Nirvana Bleach [Deluxe]
It’s probably safe to assume that most people heard Nirvana’s debut, Bleach, after already experiencing the massive, culture-shifting Nevermind. Though the albums clearly emerged from the same minds, the differences are pretty jarring: Famously recorded for $600, Bleach sounds like what it was—a scrappy, snarly, dirty record made by a band still coming into its sound. That’s no slight: Had Nirvana split after Bleach, Sub Pop would probably still be making a big deal out of the record’s 20th anniversary. Sure, it’s valuable as a blueprint for music that would change everything (for a while, anyway), but also as a repository for the perfect synthesis of grunge’s anger and Kurt Cobain’s pop sensibility. Songs like “Scoff” and “About A Girl” are as important to Nirvana’s story as “Stay Away” or “Tourette’s.” And for those not psyched about paying for it again: This deluxe reissue includes a fat book filled with old photos (and a photocopy of the band’s original recording contract) as well as a complete recording of a spirited live 1990 show that naturally focuses on the Bleach era.

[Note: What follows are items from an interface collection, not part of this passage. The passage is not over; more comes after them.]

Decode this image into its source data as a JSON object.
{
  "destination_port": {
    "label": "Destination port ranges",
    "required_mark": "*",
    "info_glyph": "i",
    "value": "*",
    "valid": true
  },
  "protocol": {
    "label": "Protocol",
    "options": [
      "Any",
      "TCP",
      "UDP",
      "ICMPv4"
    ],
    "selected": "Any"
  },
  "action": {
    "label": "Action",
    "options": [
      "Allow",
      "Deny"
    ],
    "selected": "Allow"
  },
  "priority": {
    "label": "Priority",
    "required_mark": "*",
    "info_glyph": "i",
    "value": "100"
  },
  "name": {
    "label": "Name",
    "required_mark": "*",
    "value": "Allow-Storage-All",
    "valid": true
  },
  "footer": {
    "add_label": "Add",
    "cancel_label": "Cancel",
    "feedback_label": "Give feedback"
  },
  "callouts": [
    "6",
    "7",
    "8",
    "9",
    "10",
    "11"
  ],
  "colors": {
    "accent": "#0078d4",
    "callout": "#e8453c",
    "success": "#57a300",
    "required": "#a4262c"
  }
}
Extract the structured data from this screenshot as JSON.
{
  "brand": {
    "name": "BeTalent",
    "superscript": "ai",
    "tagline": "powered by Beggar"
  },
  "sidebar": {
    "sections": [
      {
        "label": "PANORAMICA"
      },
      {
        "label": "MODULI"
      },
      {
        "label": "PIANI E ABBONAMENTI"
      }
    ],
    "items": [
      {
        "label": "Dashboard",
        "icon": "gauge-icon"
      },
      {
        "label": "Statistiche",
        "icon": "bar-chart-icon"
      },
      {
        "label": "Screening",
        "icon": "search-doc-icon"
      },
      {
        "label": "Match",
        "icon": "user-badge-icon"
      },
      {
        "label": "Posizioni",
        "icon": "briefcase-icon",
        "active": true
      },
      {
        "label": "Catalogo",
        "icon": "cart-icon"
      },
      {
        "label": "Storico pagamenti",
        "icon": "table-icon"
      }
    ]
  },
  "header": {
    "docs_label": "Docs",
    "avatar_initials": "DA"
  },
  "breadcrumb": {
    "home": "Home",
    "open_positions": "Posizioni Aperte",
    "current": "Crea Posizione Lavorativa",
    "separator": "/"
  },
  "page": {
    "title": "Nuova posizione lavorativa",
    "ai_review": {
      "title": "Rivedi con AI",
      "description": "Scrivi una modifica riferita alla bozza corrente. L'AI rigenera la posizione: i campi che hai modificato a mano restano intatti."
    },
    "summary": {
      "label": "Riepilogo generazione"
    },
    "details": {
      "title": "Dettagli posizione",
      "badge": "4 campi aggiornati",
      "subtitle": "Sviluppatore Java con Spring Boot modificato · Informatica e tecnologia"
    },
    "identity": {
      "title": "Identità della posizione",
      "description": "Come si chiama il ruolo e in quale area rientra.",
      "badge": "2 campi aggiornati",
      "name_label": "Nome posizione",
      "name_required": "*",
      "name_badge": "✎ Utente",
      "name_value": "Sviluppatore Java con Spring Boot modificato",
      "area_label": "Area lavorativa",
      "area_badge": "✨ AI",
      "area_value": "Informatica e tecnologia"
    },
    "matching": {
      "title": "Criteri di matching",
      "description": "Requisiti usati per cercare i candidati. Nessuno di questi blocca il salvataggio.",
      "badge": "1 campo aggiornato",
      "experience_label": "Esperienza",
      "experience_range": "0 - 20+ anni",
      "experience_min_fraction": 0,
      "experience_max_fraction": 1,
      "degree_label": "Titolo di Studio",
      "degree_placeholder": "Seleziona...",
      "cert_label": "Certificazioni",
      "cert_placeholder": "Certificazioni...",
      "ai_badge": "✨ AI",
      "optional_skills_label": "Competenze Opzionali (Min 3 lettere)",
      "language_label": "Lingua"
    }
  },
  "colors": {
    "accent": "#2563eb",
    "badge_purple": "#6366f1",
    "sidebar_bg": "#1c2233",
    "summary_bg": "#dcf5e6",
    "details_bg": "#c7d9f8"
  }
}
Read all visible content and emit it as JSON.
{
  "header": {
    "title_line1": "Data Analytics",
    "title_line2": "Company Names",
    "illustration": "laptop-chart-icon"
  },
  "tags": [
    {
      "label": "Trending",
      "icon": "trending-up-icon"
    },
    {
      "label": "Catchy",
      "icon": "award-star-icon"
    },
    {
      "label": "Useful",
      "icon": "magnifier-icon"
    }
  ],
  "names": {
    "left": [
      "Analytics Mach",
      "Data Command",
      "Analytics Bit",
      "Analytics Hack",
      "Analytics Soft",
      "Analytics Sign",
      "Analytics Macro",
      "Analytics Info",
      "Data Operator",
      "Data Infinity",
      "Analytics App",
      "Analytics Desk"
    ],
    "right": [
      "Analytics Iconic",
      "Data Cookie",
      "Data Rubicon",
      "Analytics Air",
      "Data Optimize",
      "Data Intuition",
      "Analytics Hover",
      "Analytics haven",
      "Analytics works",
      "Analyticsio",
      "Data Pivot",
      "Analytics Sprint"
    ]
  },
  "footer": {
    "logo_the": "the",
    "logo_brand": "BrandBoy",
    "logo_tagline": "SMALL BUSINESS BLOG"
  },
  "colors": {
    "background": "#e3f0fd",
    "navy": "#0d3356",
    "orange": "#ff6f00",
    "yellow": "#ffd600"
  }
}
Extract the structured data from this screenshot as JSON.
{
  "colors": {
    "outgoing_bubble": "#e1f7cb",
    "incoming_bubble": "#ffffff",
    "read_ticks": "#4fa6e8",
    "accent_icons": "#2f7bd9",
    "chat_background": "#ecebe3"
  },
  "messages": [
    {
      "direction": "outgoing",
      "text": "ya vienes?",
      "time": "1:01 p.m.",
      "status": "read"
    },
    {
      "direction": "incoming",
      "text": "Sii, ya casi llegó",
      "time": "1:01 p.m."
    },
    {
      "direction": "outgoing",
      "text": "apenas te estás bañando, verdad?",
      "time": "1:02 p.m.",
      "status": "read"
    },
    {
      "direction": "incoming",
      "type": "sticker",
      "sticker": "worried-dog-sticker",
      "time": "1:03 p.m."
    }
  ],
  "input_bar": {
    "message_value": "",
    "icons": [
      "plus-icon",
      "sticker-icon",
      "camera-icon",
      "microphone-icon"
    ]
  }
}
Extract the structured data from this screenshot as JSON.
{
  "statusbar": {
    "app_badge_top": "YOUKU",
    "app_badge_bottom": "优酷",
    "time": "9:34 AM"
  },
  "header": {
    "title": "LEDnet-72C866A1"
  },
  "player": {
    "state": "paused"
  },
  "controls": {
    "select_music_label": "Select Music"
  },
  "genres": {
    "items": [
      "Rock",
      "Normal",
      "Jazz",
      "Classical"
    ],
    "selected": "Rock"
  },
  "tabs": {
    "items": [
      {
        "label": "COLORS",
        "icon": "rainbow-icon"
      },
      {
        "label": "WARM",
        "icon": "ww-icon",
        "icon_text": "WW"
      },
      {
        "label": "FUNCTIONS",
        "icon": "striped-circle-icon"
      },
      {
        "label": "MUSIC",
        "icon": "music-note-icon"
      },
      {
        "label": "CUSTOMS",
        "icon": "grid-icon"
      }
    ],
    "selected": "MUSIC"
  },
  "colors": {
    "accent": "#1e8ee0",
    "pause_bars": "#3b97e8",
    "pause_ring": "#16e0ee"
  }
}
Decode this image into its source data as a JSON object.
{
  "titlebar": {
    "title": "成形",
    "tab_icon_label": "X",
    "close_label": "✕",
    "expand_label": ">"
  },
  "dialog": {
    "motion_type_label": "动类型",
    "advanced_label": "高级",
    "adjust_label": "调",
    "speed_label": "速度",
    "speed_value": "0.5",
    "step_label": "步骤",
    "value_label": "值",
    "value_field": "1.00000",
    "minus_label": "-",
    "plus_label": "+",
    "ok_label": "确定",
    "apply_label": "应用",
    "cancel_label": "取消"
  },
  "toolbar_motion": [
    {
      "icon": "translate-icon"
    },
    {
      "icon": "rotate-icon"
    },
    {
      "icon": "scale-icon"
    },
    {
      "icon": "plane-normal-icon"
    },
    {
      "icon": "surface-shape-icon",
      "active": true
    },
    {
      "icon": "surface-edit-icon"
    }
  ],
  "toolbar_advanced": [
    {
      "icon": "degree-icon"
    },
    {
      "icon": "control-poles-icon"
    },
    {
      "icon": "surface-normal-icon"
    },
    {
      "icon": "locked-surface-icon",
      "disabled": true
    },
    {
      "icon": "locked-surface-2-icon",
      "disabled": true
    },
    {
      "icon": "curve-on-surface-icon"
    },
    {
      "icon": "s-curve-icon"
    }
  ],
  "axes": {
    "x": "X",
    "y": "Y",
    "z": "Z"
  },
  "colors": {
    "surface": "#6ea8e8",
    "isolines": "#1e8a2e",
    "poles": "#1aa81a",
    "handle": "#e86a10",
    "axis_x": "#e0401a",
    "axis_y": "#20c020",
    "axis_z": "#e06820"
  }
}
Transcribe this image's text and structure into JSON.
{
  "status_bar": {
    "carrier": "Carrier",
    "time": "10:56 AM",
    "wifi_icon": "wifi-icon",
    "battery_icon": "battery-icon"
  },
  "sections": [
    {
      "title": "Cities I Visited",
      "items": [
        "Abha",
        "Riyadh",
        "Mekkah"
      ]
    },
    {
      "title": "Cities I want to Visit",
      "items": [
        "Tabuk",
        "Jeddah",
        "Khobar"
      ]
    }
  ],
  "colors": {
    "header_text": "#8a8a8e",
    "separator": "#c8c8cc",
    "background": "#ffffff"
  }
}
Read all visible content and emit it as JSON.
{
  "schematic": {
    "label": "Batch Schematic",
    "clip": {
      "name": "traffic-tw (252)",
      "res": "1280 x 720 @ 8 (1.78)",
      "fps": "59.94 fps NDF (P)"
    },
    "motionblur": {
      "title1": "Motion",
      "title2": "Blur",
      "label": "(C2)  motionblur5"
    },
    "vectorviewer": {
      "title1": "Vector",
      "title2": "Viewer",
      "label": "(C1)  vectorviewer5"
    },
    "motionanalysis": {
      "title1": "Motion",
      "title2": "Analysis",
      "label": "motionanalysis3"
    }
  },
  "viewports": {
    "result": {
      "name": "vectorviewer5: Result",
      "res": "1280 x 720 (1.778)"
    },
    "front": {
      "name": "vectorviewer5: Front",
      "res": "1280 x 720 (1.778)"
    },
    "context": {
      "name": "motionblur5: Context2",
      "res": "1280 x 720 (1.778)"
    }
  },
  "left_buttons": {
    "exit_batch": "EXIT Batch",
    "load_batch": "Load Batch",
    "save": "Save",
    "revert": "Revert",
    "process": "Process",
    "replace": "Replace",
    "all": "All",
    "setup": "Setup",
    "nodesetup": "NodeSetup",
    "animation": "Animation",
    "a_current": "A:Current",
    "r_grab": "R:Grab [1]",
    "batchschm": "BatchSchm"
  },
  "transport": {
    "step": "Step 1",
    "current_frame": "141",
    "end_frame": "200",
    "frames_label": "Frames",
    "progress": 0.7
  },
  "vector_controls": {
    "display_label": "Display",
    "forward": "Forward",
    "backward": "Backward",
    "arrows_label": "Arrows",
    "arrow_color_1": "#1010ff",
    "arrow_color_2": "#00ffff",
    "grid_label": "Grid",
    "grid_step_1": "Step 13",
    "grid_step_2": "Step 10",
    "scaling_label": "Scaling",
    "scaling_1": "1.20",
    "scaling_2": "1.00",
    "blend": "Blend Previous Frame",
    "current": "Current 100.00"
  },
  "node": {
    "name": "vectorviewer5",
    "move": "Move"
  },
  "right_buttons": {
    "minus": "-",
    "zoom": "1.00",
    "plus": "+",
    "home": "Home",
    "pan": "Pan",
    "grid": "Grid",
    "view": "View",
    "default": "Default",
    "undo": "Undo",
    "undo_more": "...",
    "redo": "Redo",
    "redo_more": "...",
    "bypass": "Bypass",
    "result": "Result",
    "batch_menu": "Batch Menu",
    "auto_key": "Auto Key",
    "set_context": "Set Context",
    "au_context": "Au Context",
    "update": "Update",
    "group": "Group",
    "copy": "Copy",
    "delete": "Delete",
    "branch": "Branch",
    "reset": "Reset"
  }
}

What a difference two years make. Between 1990 and 1992, Nirvana graduated from tiny clubs to a headlining slot at the massive Reading Festival, and from a bunch of dirtbag rockers to a gang already weary of worldwide fame. That doesn’t stop the Live At Reading release—available as a CD, DVD, or combo pack—from greatness, though. Cobain, ever the sarcastic bastard, was wheeled onto the stage in wheelchair, wearing a wig and a hospital gown—a reference to press rumors of his ill health, and perhaps to the fact that he became a father less than two weeks before this show. Still, Cobain was ready to tease himself and give a massive performance: It’s easy to forget what a likeable tangle his vocal cords delivered, but when he’s on here, especially on “Aneurysm,” he’s unmatched. (When he’s a bit off, later in the show, his pain is palpable.) But it’s a monster of a concert film in any case, with a band at the height of its powers—and not yet totally sick of “Smells Like Teen Spirit.” (They do give it a cheeky intro, introducing it with the similar chords from Boston’s “More Than A Feeling.”) Beyond the show itself, there’s little to be found here, though watch past the credits as Cobain is approached by a dad and his cancer-stricken kid: It’s a quick, rare glimpse into the world in which Cobain never got comfortable living.